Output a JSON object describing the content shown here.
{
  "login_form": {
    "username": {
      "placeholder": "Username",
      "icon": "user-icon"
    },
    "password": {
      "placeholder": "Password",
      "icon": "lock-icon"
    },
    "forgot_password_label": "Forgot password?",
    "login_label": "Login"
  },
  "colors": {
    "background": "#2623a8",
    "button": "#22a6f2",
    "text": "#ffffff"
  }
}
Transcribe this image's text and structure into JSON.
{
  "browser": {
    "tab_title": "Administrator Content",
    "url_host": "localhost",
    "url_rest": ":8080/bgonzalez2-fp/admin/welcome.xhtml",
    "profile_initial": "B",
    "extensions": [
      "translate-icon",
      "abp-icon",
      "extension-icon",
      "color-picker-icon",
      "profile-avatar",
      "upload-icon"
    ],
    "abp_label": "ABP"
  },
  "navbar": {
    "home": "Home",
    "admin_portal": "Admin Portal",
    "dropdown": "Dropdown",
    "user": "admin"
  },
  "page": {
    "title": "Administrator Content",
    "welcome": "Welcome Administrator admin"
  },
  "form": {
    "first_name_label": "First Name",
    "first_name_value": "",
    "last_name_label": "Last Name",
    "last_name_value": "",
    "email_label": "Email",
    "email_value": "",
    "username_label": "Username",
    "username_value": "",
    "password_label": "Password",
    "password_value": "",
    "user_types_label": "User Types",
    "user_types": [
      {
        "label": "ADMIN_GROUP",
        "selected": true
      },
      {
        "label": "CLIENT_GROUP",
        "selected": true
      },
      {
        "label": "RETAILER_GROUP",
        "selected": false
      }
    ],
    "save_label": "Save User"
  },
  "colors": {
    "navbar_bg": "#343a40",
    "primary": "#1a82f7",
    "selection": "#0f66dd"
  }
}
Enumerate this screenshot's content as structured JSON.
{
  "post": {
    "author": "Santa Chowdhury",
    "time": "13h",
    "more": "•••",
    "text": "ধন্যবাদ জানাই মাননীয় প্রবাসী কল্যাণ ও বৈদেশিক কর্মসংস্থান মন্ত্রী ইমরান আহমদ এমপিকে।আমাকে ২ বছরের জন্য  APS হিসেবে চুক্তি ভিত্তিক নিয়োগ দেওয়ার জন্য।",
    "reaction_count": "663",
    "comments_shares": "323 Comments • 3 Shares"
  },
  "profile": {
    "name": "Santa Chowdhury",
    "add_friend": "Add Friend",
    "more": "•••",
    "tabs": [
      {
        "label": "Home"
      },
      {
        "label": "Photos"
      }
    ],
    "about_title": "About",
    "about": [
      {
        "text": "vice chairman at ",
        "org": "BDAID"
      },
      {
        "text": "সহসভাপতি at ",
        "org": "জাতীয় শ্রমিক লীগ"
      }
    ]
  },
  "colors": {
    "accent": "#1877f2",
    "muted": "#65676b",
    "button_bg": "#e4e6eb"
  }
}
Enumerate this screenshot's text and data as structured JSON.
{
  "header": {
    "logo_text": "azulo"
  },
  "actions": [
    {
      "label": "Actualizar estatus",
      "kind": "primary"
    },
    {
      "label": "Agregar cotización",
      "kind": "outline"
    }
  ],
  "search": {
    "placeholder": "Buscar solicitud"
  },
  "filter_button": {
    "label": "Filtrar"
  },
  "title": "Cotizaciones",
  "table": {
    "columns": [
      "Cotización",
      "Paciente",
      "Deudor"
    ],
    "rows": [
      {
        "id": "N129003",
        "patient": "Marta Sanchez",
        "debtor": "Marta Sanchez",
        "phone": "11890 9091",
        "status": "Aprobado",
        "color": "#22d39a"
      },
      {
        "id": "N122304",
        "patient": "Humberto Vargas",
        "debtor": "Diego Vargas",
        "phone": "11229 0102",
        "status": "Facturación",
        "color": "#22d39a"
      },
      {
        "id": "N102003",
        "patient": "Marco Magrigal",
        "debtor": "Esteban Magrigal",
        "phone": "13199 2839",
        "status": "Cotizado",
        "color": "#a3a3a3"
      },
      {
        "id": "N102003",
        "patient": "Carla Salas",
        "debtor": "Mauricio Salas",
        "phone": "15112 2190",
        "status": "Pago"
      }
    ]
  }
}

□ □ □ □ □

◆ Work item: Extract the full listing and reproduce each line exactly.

◆ Response to the exercise:
Output a JSON object describing the content shown here.
{
  "login_form": {
    "username": {
      "placeholder": "Username",
      "icon": "user-icon"
    },
    "password": {
      "placeholder": "Password",
      "icon": "lock-icon"
    },
    "forgot_password_label": "Forgot password?",
    "login_label": "Login"
  },
  "colors": {
    "background": "#2623a8",
    "button": "#22a6f2",
    "text": "#ffffff"
  }
}
Transcribe this image's text and structure into JSON.
{
  "browser": {
    "tab_title": "Administrator Content",
    "url_host": "localhost",
    "url_rest": ":8080/bgonzalez2-fp/admin/welcome.xhtml",
    "profile_initial": "B",
    "extensions": [
      "translate-icon",
      "abp-icon",
      "extension-icon",
      "color-picker-icon",
      "profile-avatar",
      "upload-icon"
    ],
    "abp_label": "ABP"
  },
  "navbar": {
    "home": "Home",
    "admin_portal": "Admin Portal",
    "dropdown": "Dropdown",
    "user": "admin"
  },
  "page": {
    "title": "Administrator Content",
    "welcome": "Welcome Administrator admin"
  },
  "form": {
    "first_name_label": "First Name",
    "first_name_value": "",
    "last_name_label": "Last Name",
    "last_name_value": "",
    "email_label": "Email",
    "email_value": "",
    "username_label": "Username",
    "username_value": "",
    "password_label": "Password",
    "password_value": "",
    "user_types_label": "User Types",
    "user_types": [
      {
        "label": "ADMIN_GROUP",
        "selected": true
      },
      {
        "label": "CLIENT_GROUP",
        "selected": true
      },
      {
        "label": "RETAILER_GROUP",
        "selected": false
      }
    ],
    "save_label": "Save User"
  },
  "colors": {
    "navbar_bg": "#343a40",
    "primary": "#1a82f7",
    "selection": "#0f66dd"
  }
}
Enumerate this screenshot's content as structured JSON.
{
  "post": {
    "author": "Santa Chowdhury",
    "time": "13h",
    "more": "•••",
    "text": "ধন্যবাদ জানাই মাননীয় প্রবাসী কল্যাণ ও বৈদেশিক কর্মসংস্থান মন্ত্রী ইমরান আহমদ এমপিকে।আমাকে ২ বছরের জন্য  APS হিসেবে চুক্তি ভিত্তিক নিয়োগ দেওয়ার জন্য।",
    "reaction_count": "663",
    "comments_shares": "323 Comments • 3 Shares"
  },
  "profile": {
    "name": "Santa Chowdhury",
    "add_friend": "Add Friend",
    "more": "•••",
    "tabs": [
      {
        "label": "Home"
      },
      {
        "label": "Photos"
      }
    ],
    "about_title": "About",
    "about": [
      {
        "text": "vice chairman at ",
        "org": "BDAID"
      },
      {
        "text": "সহসভাপতি at ",
        "org": "জাতীয় শ্রমিক লীগ"
      }
    ]
  },
  "colors": {
    "accent": "#1877f2",
    "muted": "#65676b",
    "button_bg": "#e4e6eb"
  }
}
Enumerate this screenshot's text and data as structured JSON.
{
  "header": {
    "logo_text": "azulo"
  },
  "actions": [
    {
      "label": "Actualizar estatus",
      "kind": "primary"
    },
    {
      "label": "Agregar cotización",
      "kind": "outline"
    }
  ],
  "search": {
    "placeholder": "Buscar solicitud"
  },
  "filter_button": {
    "label": "Filtrar"
  },
  "title": "Cotizaciones",
  "table": {
    "columns": [
      "Cotización",
      "Paciente",
      "Deudor"
    ],
    "rows": [
      {
        "id": "N129003",
        "patient": "Marta Sanchez",
        "debtor": "Marta Sanchez",
        "phone": "11890 9091",
        "status": "Aprobado",
        "color": "#22d39a"
      },
      {
        "id": "N122304",
        "patient": "Humberto Vargas",
        "debtor": "Diego Vargas",
        "phone": "11229 0102",
        "status": "Facturación",
        "color": "#22d39a"
      },
      {
        "id": "N102003",
        "patient": "Marco Magrigal",
        "debtor": "Esteban Magrigal",
        "phone": "13199 2839",
        "status": "Cotizado",
        "color": "#a3a3a3"
      },
      {
        "id": "N102003",
        "patient": "Carla Salas",
        "debtor": "Mauricio Salas",
        "phone": "15112 2190",
        "status": "Pago"
      }
    ]
  }
}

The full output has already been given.